Around 1620-21 the Italian traveller Pietro Delle Valle, while staying with the Sultan of Bandar Abbas, met the son of the ruler of Dibba who was visiting. From this he learned that Dibba had formerly been subject to the kingdom of Hormuz, but were at that time loyal to the Safavids who, in 1623, sent troops to Dibba,Khor Fakkan and other ports on the southeast coast of Arabia in order to prepare for a Portuguese counter-attack following their expulsion from Hormuz (Jarun). In fact, the Portuguese under Ruy Freire were so successful that the people of Dibba turned on their Safavid overlords, putting them all to death, whereupon a Portuguese garrison of 50 men was installed at Dibba. More Portuguese forces, however, had to be sent to Dibba in 1627 as a result of an Arab revolt. Curiously, two years later the Portuguese proposed moving part of the Mandaean population of southern Iraq, under pressure from neighbouring Arab tribes, to Dibba. Although Dibba was offerred to the Mandaeans, they were wise enough to see that the Portuguese force there would be insufficient to guarantee their security and, while a few Mandaeans tested the waters by moving to Muscat, most returned to Basra in 1630.
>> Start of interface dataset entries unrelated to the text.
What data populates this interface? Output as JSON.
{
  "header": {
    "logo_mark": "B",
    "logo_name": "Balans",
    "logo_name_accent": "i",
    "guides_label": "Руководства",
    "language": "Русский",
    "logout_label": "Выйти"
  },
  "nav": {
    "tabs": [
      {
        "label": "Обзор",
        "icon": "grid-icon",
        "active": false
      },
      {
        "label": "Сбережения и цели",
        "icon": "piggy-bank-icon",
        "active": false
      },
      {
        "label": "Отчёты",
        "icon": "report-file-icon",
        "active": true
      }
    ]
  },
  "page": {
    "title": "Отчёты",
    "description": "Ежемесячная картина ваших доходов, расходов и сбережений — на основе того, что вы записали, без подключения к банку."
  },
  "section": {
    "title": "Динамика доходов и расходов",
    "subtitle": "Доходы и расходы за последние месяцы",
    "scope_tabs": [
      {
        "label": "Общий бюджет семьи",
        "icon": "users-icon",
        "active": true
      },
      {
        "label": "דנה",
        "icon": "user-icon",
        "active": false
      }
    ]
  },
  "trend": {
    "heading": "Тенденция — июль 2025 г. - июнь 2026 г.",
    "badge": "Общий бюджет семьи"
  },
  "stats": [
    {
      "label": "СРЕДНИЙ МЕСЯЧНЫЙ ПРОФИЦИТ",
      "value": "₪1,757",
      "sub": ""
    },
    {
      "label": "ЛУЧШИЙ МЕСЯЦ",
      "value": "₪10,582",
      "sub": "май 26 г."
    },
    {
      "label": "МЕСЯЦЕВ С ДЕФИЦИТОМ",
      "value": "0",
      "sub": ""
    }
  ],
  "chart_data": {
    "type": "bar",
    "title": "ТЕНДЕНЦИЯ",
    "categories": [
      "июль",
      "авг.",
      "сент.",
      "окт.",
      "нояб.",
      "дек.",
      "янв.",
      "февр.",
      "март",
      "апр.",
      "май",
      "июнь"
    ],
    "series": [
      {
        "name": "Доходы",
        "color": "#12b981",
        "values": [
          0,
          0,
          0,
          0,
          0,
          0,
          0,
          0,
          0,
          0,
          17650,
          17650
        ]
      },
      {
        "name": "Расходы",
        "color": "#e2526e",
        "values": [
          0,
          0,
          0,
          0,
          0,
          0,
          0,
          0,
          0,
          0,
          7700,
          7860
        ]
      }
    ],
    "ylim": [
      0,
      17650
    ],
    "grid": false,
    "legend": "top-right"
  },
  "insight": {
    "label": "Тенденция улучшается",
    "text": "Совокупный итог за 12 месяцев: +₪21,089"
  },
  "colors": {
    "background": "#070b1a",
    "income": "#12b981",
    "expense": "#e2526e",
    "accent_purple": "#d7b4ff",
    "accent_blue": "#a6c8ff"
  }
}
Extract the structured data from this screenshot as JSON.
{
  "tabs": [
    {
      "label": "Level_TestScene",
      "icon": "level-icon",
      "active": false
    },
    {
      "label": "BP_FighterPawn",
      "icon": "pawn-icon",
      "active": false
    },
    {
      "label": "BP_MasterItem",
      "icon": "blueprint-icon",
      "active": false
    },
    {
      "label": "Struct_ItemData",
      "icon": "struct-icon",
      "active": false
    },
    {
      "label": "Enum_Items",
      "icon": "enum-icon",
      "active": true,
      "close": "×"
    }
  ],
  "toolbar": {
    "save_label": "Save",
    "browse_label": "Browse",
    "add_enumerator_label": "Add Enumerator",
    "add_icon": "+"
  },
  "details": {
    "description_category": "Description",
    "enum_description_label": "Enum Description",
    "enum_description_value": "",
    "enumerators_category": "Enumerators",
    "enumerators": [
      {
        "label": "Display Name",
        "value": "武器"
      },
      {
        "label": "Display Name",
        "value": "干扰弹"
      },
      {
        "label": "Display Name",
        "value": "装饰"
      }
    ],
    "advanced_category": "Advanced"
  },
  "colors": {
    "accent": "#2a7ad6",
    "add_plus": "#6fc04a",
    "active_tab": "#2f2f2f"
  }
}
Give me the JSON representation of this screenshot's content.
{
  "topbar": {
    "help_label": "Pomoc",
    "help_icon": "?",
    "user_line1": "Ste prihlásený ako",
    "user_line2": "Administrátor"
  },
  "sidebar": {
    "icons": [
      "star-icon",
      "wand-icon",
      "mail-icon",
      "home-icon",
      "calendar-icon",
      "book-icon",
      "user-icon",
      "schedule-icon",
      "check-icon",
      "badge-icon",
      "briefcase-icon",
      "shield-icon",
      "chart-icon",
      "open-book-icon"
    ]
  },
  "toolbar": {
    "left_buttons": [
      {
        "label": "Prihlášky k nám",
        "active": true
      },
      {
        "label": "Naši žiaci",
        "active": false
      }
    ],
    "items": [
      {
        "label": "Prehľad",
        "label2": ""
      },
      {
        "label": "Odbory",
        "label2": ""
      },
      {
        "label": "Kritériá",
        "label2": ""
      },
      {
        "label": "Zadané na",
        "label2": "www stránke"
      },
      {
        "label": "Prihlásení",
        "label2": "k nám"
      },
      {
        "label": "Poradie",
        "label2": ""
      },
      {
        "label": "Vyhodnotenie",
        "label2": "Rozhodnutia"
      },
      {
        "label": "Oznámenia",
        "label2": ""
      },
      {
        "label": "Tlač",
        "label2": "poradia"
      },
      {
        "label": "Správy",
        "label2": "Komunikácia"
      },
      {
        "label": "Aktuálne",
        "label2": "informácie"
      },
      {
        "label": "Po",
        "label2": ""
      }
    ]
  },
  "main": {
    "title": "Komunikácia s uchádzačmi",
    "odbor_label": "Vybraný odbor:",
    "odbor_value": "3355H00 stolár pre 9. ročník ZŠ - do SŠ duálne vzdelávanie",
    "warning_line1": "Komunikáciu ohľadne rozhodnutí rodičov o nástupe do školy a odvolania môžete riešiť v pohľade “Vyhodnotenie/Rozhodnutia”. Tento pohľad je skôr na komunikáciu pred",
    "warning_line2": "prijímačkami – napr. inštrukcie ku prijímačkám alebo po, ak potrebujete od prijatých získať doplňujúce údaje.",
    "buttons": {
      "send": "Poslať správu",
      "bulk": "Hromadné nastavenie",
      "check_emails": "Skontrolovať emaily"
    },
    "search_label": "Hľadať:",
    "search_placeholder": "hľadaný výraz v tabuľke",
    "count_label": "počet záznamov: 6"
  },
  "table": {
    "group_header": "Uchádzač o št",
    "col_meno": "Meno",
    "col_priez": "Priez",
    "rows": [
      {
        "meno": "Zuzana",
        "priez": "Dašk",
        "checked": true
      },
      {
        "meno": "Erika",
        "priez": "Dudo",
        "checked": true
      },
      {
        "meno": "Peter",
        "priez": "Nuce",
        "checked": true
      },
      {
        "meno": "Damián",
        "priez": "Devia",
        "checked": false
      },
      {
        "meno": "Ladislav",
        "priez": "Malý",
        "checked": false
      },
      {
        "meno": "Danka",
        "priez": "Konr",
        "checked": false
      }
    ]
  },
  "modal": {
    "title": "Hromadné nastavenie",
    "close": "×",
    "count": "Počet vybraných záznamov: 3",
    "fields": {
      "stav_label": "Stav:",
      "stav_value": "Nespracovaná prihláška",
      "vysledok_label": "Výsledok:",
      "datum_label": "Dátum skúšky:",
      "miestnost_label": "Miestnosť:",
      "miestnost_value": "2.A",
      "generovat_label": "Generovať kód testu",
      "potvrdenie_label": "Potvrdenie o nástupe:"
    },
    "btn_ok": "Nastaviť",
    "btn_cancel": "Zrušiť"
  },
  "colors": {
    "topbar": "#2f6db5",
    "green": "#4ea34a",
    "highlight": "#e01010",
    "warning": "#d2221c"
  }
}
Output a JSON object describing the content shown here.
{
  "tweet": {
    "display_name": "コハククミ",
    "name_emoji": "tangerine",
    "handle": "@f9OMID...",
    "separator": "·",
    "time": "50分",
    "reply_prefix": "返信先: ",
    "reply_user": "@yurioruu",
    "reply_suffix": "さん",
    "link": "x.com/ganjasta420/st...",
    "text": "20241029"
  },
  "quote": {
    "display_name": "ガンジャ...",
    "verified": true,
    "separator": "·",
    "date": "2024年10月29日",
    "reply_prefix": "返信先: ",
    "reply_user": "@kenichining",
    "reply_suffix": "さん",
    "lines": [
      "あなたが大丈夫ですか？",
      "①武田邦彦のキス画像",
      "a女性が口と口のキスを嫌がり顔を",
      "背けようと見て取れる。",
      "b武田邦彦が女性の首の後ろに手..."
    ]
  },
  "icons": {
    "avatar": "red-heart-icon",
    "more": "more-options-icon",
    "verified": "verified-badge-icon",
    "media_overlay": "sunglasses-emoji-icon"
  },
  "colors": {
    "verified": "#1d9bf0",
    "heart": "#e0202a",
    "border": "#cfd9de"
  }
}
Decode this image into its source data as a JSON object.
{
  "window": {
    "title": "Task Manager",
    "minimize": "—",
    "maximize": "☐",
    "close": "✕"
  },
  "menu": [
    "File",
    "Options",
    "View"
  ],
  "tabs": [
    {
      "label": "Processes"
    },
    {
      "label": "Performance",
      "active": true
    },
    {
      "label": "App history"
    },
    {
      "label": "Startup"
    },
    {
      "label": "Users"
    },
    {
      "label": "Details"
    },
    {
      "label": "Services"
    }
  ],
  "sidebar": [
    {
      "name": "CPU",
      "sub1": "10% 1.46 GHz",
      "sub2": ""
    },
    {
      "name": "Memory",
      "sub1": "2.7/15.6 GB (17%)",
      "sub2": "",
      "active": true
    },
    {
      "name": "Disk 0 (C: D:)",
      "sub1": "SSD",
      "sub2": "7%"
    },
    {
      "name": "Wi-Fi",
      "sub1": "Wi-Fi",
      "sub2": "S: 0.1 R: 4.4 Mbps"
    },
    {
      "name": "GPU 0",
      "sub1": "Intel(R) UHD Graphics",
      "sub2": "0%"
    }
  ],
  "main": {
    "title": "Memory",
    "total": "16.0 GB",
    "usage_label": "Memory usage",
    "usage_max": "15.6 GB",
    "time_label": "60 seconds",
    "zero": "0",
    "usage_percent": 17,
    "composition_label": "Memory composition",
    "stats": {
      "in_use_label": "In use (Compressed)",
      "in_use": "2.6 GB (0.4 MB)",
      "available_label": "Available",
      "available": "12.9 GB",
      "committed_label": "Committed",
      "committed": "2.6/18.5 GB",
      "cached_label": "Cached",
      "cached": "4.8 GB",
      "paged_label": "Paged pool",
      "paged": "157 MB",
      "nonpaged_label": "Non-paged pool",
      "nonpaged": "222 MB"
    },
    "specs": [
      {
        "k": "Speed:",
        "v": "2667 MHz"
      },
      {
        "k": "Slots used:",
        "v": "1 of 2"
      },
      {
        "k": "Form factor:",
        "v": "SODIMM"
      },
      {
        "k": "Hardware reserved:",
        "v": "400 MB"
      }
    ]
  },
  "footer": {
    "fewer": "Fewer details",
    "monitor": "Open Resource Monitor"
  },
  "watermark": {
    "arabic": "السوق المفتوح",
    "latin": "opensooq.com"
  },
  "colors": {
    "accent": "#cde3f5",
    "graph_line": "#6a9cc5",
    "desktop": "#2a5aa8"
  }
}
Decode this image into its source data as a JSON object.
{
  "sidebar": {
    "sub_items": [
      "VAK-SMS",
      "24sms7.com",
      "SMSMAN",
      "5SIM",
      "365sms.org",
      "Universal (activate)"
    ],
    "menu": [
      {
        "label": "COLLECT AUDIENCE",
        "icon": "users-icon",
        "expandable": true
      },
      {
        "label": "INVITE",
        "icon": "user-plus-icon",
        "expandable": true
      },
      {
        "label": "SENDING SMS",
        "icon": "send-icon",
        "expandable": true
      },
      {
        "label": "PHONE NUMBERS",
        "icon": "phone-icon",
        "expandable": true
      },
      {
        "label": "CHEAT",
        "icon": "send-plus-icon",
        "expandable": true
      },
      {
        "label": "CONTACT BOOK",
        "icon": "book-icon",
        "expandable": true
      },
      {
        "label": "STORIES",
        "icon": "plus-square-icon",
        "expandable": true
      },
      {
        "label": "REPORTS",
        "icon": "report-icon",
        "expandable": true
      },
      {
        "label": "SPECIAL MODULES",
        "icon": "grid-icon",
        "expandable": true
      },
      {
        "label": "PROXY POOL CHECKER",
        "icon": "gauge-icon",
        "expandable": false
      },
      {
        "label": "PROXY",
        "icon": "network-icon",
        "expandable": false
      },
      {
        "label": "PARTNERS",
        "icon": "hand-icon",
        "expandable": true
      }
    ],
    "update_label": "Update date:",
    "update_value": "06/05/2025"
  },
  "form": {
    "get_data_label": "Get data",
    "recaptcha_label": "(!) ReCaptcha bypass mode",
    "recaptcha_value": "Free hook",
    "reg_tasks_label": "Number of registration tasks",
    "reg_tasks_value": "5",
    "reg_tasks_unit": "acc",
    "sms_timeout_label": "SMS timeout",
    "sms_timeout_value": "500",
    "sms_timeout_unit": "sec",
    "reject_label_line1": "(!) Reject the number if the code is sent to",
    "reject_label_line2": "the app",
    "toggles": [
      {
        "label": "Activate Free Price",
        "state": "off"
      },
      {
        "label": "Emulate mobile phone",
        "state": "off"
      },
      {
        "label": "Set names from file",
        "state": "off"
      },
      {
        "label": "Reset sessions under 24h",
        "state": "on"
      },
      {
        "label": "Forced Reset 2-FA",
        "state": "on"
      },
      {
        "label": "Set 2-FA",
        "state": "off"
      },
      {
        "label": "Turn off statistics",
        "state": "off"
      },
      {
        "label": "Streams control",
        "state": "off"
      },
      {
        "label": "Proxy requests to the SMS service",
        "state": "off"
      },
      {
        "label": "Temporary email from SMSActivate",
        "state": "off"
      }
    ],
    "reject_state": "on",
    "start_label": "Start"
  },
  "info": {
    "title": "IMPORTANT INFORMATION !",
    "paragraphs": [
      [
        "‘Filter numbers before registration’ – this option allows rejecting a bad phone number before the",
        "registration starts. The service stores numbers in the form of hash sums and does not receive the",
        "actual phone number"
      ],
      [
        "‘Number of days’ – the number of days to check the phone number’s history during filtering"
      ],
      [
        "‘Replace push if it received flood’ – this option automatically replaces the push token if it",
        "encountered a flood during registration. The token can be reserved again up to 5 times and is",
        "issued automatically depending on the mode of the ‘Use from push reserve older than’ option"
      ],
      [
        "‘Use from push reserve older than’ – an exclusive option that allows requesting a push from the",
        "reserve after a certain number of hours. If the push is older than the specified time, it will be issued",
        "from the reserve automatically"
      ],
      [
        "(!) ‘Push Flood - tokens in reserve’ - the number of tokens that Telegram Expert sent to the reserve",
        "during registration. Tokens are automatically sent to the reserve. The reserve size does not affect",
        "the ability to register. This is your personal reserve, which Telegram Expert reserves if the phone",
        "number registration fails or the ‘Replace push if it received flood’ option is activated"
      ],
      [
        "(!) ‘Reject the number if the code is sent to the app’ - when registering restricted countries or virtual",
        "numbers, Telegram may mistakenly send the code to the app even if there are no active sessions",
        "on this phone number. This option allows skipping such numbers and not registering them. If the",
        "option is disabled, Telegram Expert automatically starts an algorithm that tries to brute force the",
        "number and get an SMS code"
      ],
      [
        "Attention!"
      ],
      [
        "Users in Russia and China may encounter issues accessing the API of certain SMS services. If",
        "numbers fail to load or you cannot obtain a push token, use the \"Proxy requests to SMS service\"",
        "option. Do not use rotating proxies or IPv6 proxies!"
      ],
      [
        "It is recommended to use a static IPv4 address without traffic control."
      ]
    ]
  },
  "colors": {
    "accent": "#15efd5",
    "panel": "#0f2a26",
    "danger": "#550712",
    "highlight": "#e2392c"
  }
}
In 1645 the Portuguese still held Dibba but the Dutch, searching for potential new sites for commercial activities, sent theZeemeeuw to explore the Musandam peninsula between Khasab, on the Gulf side, and Dibba, on the East Coast. The captain of the Zeemeeuw, Claes Speelman, made drawings in his log book including what is certainly the earliest depiction of Dibba in a European source. Within a year or two, however, the Portuguese were forced out of Dibba and held only Khasab and Muscat, which they finally lost in 1650.
Eleven years later, Jacob Vogel's description of the east coast of the Oman peninsula, prepared for the VOC in 1666, contained the following: 'Dabba (which we were unable to visit because of calm and counter currents) is a place (according to the interpreter assigned to us) with about 300 small houses constructed from branches of date trees...During the days of the Portuguese there were here 4 fortresses of which the biggest one is still standing. This place also has a valley with a lot of date trees under which there are water wells, where one can get fresh water. At the Northern side of Dabba there is a small fresh water river where the fishermen live'.